else
search --no-floppy --fs-uuid --set=root c0a5062e-6847-44a0-9f4e-cfbb7292b037
fi
linux /boot/vmlinuz-4.4.0-124-generic root=UUID=c0a5062e-6847-44a0-9f4e-cfbb7292b037 ro recovery nomodeset
initrd /boot/initrd.img-4.4.0-124-generic
}
}


set timeout_style=menu
if [ "${timeout}" = 0 ]; then
set timeout=10
fi
### END /etc/grub.d/30_os-prober ###


### BEGIN /etc/grub.d/30_uefi-firmware ###
menuentry 'System setup' $menuentry_id_option 'uefi-firmware' {
fwsetup
}
### END /etc/grub.d/30_uefi-firmware ###

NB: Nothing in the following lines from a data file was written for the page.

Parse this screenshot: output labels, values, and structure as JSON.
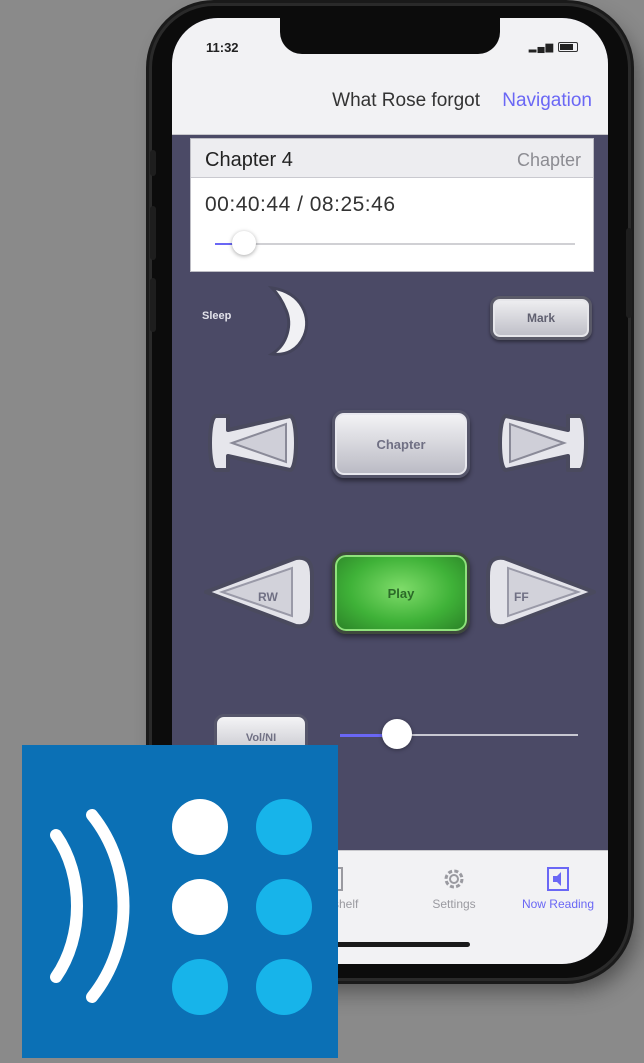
{
  "status_bar": {
    "time": "11:32"
  },
  "navbar": {
    "title": "What Rose forgot",
    "navigation_link": "Navigation"
  },
  "info": {
    "chapter_title": "Chapter 4",
    "chapter_link": "Chapter",
    "time_readout": "00:40:44 / 08:25:46",
    "progress": 0.08
  },
  "controls": {
    "sleep_label": "Sleep",
    "mark_label": "Mark",
    "chapter_label": "Chapter",
    "rw_label": "RW",
    "play_label": "Play",
    "ff_label": "FF",
    "volume_button_label": "Vol/NI",
    "volume_level": 0.24
  },
  "tabbar": {
    "items": [
      {
        "label": "Bookshelf",
        "icon": "book-icon"
      },
      {
        "label": "Settings",
        "icon": "gear-icon"
      },
      {
        "label": "Now Reading",
        "icon": "speaker-book-icon"
      }
    ],
    "active_index": 2
  },
  "colors": {
    "accent": "#6a67f5",
    "play_green": "#3fb238",
    "screen_bg": "#4b4a66",
    "logo_blue": "#0b70b5",
    "logo_cyan": "#17b4ea"
  }
}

### BEGIN /etc/grub.d/40_custom ###
# This file provides an easy way to add custom menu entries. Simply type the
# menu entries you want to add after this comment. Be careful not to change
# the 'exec tail' line above.
### END /etc/grub.d/40_custom ###


### BEGIN /etc/grub.d/41_custom ###
if [ -f ${config_directory}/custom.cfg ]; then
source ${config_directory}/custom.cfg
elif [ -z "${config_directory}" -a -f $prefix/custom.cfg ]; then
source $prefix/custom.cfg;
fi
### END /etc/grub.d/41_custom ###

oldfred
May 14th, 2018, 04:11 AM
It looks like Arch puts some boot files into the ESP?

This works for me (as long as flash drive is not plugged in and then drive is hd1)


menuentry "Ubuntu 18.04 Bionic (on /dev/sda4)" {
set root=(hd0,gpt4)
linux /vmlinuz root=/dev/sda4 ro quiet splash
initrd /initrd.img
}

Cavsfan
May 14th, 2018, 03:25 PM
It looks like Arch puts some boot files into the ESP?

This works for me (as long as flash drive is not plugged in and then drive is hd1)


menuentry "Ubuntu 18.04 Bionic (on /dev/sda4)" {
set root=(hd0,gpt4)
linux /vmlinuz root=/dev/sda4 ro quiet splash
initrd /initrd.img
}


I guess Arch does. I backed up Xenial and Bionic so here is the folder:

root@cavsfan-Bionic-Beaver:/boot/efi/EFI# ls
Arch_grub bionic Boot Microsoft ubuntu xenial


I'll give that a try.

So, on Ubuntu a simple sudo grub-install /dev/sdc will work? I know it does not work on Arch, It requires the long command:

sudo grub-install --target=x86_64-efi --efi-directory=/boot/EFI/Arch_grub --bootloader-id=Arch_grub

oldfred
May 14th, 2018, 05:18 PM
If you look at this the standard grub-install has the many option parameters.
man grub-install
info grub-install.

I have in my notes many versions of grub-install with different parameters, but most are example of just installing grub to a flash drive, so I can just boot ISO, creating my own grub.cfg to loopmount the ISOs.